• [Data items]
--------

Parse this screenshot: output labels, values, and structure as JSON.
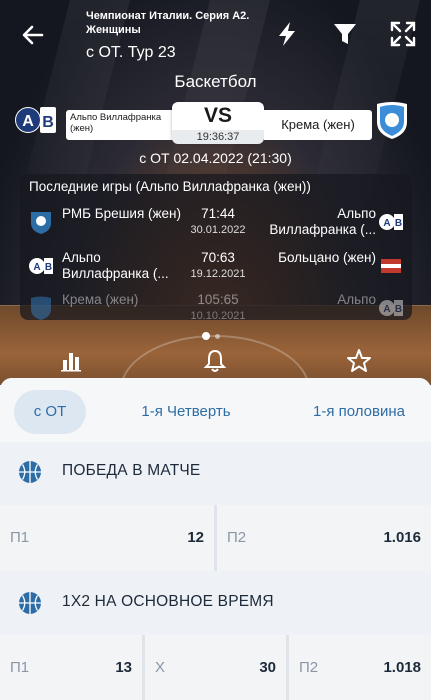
{
  "header": {
    "title": "Чемпионат Италии. Серия А2. Женщины",
    "subtitle": "с ОТ. Тур 23"
  },
  "sport": "Баскетбол",
  "match": {
    "home": "Альпо Виллафранка (жен)",
    "away": "Крема (жен)",
    "vs": "VS",
    "time": "19:36:37",
    "date": "с ОТ 02.04.2022 (21:30)"
  },
  "last_games": {
    "title": "Последние игры (Альпо Виллафранка (жен))",
    "rows": [
      {
        "home": "РМБ Брешия (жен)",
        "score": "71:44",
        "date": "30.01.2022",
        "away": "Альпо Виллафранка (..."
      },
      {
        "home": "Альпо Виллафранка (...",
        "score": "70:63",
        "date": "19.12.2021",
        "away": "Больцано (жен)"
      },
      {
        "home": "Крема (жен)",
        "score": "105:65",
        "date": "10.10.2021",
        "away": "Альпо"
      }
    ]
  },
  "tabs": [
    "с ОТ",
    "1-я Четверть",
    "1-я половина"
  ],
  "markets": [
    {
      "title": "ПОБЕДА В МАТЧЕ",
      "odds": [
        {
          "label": "П1",
          "value": "12"
        },
        {
          "label": "П2",
          "value": "1.016"
        }
      ]
    },
    {
      "title": "1X2 НА ОСНОВНОЕ ВРЕМЯ",
      "odds": [
        {
          "label": "П1",
          "value": "13"
        },
        {
          "label": "X",
          "value": "30"
        },
        {
          "label": "П2",
          "value": "1.018"
        }
      ]
    }
  ],
  "icons": [
    "back-arrow-icon",
    "lightning-icon",
    "filter-icon",
    "expand-icon",
    "stats-icon",
    "bell-icon",
    "star-icon",
    "basketball-icon"
  ],
  "colors": {
    "accent": "#2d6da6",
    "text_dark": "#1d2a3a",
    "label_grey": "#8a96a6"
  }
}
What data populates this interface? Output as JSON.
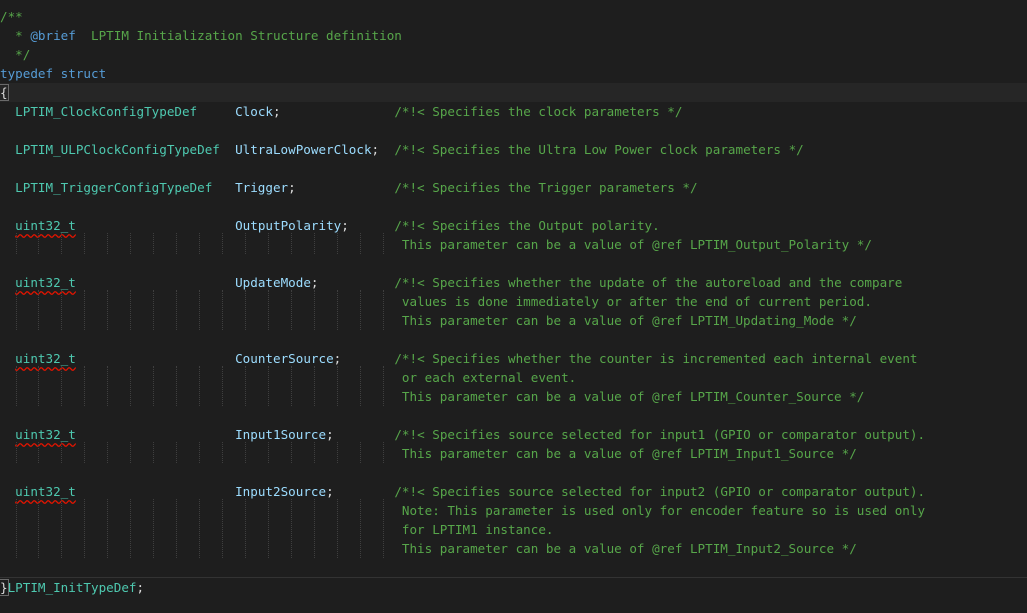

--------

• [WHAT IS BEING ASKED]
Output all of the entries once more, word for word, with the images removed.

• [ANSWER FOR THE TASK]
Parse this screenshot: output labels, values, and structure as JSON.
{
  "header": {
    "title": "Чемпионат Италии. Серия А2. Женщины",
    "subtitle": "с ОТ. Тур 23"
  },
  "sport": "Баскетбол",
  "match": {
    "home": "Альпо Виллафранка (жен)",
    "away": "Крема (жен)",
    "vs": "VS",
    "time": "19:36:37",
    "date": "с ОТ 02.04.2022 (21:30)"
  },
  "last_games": {
    "title": "Последние игры (Альпо Виллафранка (жен))",
    "rows": [
      {
        "home": "РМБ Брешия (жен)",
        "score": "71:44",
        "date": "30.01.2022",
        "away": "Альпо Виллафранка (..."
      },
      {
        "home": "Альпо Виллафранка (...",
        "score": "70:63",
        "date": "19.12.2021",
        "away": "Больцано (жен)"
      },
      {
        "home": "Крема (жен)",
        "score": "105:65",
        "date": "10.10.2021",
        "away": "Альпо"
      }
    ]
  },
  "tabs": [
    "с ОТ",
    "1-я Четверть",
    "1-я половина"
  ],
  "markets": [
    {
      "title": "ПОБЕДА В МАТЧЕ",
      "odds": [
        {
          "label": "П1",
          "value": "12"
        },
        {
          "label": "П2",
          "value": "1.016"
        }
      ]
    },
    {
      "title": "1X2 НА ОСНОВНОЕ ВРЕМЯ",
      "odds": [
        {
          "label": "П1",
          "value": "13"
        },
        {
          "label": "X",
          "value": "30"
        },
        {
          "label": "П2",
          "value": "1.018"
        }
      ]
    }
  ],
  "icons": [
    "back-arrow-icon",
    "lightning-icon",
    "filter-icon",
    "expand-icon",
    "stats-icon",
    "bell-icon",
    "star-icon",
    "basketball-icon"
  ],
  "colors": {
    "accent": "#2d6da6",
    "text_dark": "#1d2a3a",
    "label_grey": "#8a96a6"
  }
}
What data populates this interface? Output as JSON.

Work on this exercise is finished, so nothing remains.